Oh, I'm sure you'd enjoy this, Prashant. There are several thrilling aspects to it - most especially, as I've mentioned, the navy doings. Love all that stuff. It IS a floating city, exactly. Another good film along this kind (sort of) is THE HUNT FOR RED OCTOBER with Sean Connery.Delete
Yvette, I liked both the book and film version of THE HUNT FOR RED OCTOBER; the book probably a bit more. Clancy's eye for technical detail is amazing. I prefer Harrison Ford as Jack Ryan though Alec Baldwin does a pretty decent job in this film in spite of being overshadowed by Sean Connery. Occasionally, I read about aircraft carriers and all that goes on in its vast bowels.Delete
I agree Yvette it's a fun idea that would have served an episode of TWILIGHT ZONE well but which lets itself down predictably at the end - it's the problem with all of these time travel tropes involving real-life events. Wehn movies try and go against that (for instance killing off Hitler 2 years early in Tarantino's war movie, everyone gets up in arms) - history, bit of a bastard really ...ReplyDelete
I recently read a fabulous book LIFE AFTER LIFE in which the heroine changes history - dealing with Hitler, I mean.

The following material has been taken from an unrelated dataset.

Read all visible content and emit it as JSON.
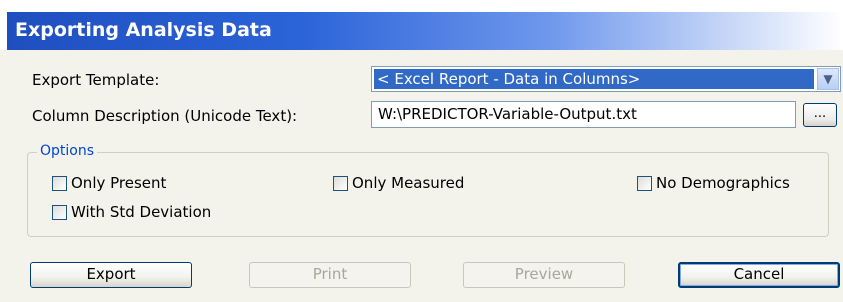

I can say no more. :) Yes, the let-down in this film is enormous. Really, it's as if the writers couldn't decide what to do (because of the enormous implications) and so did nothing. I'd like to see this brought up to date with a thoroughly different ending.Delete
Sounds bizarre enough that I just added it to my Play List! Now all I need to do is find time to sit down and watch all these movies and TV shows!ReplyDelete
Time, time, where does it go? :) I know what you mean, Joan. All we seem to do is play catch-up. But remember that I warned you about the cheesy aspects. Ha.Delete
Hi Yvette! This sounds like a fun movie to see! I had to laugh at your comment about the 70's and 80's --it does seem cheesy now, doesn't it? But everything old, soon becomes new again, and soon the younger generation will be wearing tie dye and bell bottoms and growing their hair long...lolReplyDelete
Hopefully I'll be dead by then - HA!! Just kidding. But the horror of it all makes me shudder. :)Delete
How did I miss this one. Have to see if Nexflix has it. Happy Easter yvetteReplyDelete
Netflix definitely has it, Yvonne. That's where I watched it. Have a Happy Easter as well, m'dear. Thank you.Delete
I never can remember the name of this movie. I remember the plot. Also, when it would show up on TV I could never tear myself away, even though I ached to "fix" it. But I can never remember the title. All I have to say to my husband is "what's that movie I can't remember?" and he knows right off the bat. Silly, but that's the way it is.ReplyDelete
Ha! I've had movies like that too. They always pop into my mind minus the title. Must be catching. :) I laughed at the thought that your helpful hubby knows your quirks so well.Delete
I've been wanting to see "The Final Countdown " again for the longest.Delete
Why can't you find it anywhere. Netflix don't even have it in all their claim to be stuff. I love watching that movie. Somebody "PLEASE" help me get a hold of it so I can watch it again.